■ **TASK GOAL**
Your output should be the complete listing, word for word, with no pictures in it.

SUPPLIED MATERIAL START

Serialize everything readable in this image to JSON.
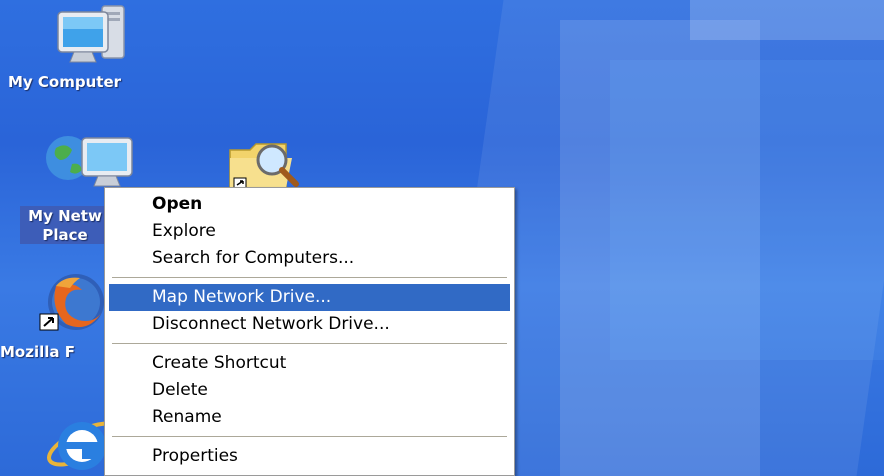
{
  "desktop": {
    "icons": [
      {
        "label": "My Computer",
        "icon": "my-computer-icon"
      },
      {
        "label_line1": "My Netw",
        "label_line2": "Place",
        "icon": "network-places-icon"
      },
      {
        "label": "",
        "icon": "search-folder-icon"
      },
      {
        "label": "Mozilla F",
        "icon": "firefox-icon"
      },
      {
        "label": "",
        "icon": "internet-explorer-icon"
      }
    ]
  },
  "context_menu": {
    "items": [
      {
        "label": "Open",
        "bold": true
      },
      {
        "label": "Explore"
      },
      {
        "label": "Search for Computers..."
      },
      {
        "label": "Map Network Drive...",
        "highlighted": true
      },
      {
        "label": "Disconnect Network Drive..."
      },
      {
        "label": "Create Shortcut"
      },
      {
        "label": "Delete"
      },
      {
        "label": "Rename"
      },
      {
        "label": "Properties"
      }
    ],
    "highlight_color": "#316ac5"
  }
}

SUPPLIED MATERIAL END

■ **TASK OUTPUT**
Serialize everything readable in this image to JSON.
{
  "desktop": {
    "icons": [
      {
        "label": "My Computer",
        "icon": "my-computer-icon"
      },
      {
        "label_line1": "My Netw",
        "label_line2": "Place",
        "icon": "network-places-icon"
      },
      {
        "label": "",
        "icon": "search-folder-icon"
      },
      {
        "label": "Mozilla F",
        "icon": "firefox-icon"
      },
      {
        "label": "",
        "icon": "internet-explorer-icon"
      }
    ]
  },
  "context_menu": {
    "items": [
      {
        "label": "Open",
        "bold": true
      },
      {
        "label": "Explore"
      },
      {
        "label": "Search for Computers..."
      },
      {
        "label": "Map Network Drive...",
        "highlighted": true
      },
      {
        "label": "Disconnect Network Drive..."
      },
      {
        "label": "Create Shortcut"
      },
      {
        "label": "Delete"
      },
      {
        "label": "Rename"
      },
      {
        "label": "Properties"
      }
    ],
    "highlight_color": "#316ac5"
  }
}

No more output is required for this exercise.